Dataset records below:

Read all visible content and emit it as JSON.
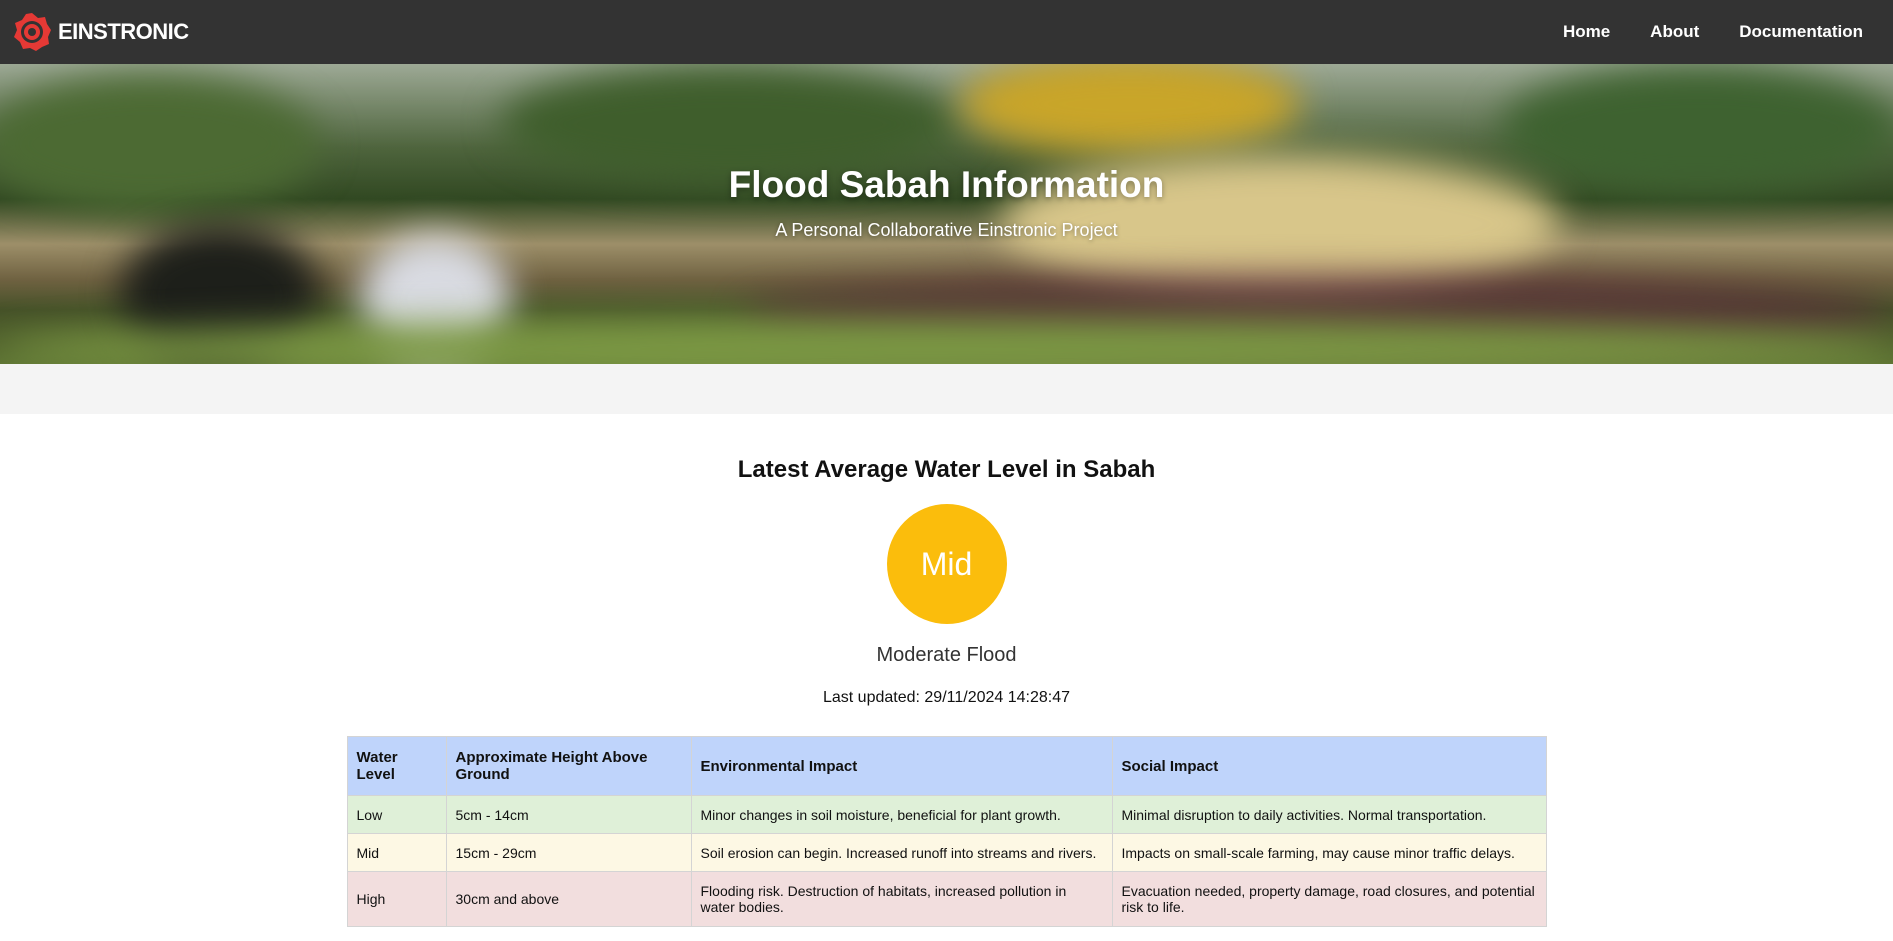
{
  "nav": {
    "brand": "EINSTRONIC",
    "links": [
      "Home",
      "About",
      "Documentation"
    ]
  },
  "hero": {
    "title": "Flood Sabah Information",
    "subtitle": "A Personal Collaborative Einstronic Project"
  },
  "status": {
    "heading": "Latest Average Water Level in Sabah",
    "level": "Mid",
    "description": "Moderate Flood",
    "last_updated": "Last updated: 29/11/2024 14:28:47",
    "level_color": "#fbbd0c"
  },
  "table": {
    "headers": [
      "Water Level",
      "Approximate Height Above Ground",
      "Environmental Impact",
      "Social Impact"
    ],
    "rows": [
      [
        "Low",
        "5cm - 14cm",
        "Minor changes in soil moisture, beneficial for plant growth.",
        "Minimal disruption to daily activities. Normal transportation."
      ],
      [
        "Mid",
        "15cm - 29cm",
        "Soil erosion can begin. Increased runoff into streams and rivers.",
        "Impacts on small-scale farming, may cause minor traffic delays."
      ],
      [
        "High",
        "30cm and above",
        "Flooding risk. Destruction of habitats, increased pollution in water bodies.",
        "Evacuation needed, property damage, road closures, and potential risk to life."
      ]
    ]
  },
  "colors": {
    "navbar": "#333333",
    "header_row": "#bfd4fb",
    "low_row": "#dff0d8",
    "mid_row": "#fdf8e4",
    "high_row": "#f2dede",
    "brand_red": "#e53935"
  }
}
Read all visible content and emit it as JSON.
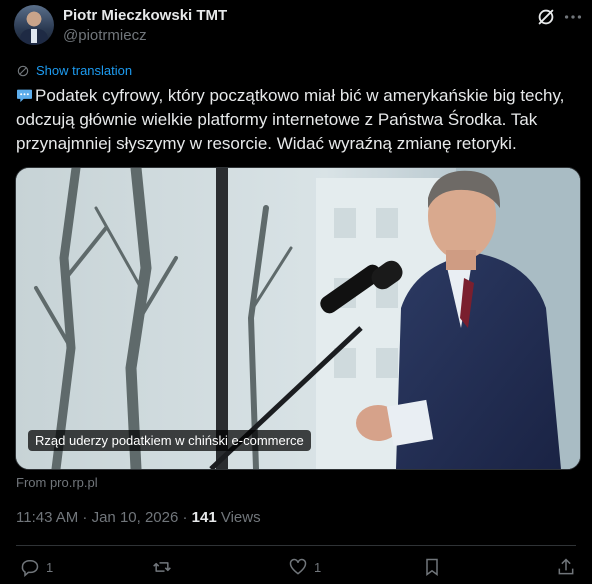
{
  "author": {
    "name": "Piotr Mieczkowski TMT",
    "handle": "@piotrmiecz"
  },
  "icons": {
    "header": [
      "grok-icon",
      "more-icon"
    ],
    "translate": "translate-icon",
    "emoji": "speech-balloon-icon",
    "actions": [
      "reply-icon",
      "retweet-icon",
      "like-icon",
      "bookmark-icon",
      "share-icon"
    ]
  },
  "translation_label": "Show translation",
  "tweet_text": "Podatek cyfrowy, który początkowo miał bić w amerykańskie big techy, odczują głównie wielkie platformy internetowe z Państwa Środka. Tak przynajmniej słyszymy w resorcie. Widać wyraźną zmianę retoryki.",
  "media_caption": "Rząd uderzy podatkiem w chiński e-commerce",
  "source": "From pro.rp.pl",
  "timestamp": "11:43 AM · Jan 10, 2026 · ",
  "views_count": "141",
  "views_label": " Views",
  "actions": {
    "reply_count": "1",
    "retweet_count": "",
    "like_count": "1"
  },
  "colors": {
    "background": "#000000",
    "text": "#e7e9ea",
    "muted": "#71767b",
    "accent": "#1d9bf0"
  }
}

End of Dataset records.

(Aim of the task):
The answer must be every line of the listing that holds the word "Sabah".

(Output of the task):
    "title": "Flood Sabah Information",
    "heading": "Latest Average Water Level in Sabah",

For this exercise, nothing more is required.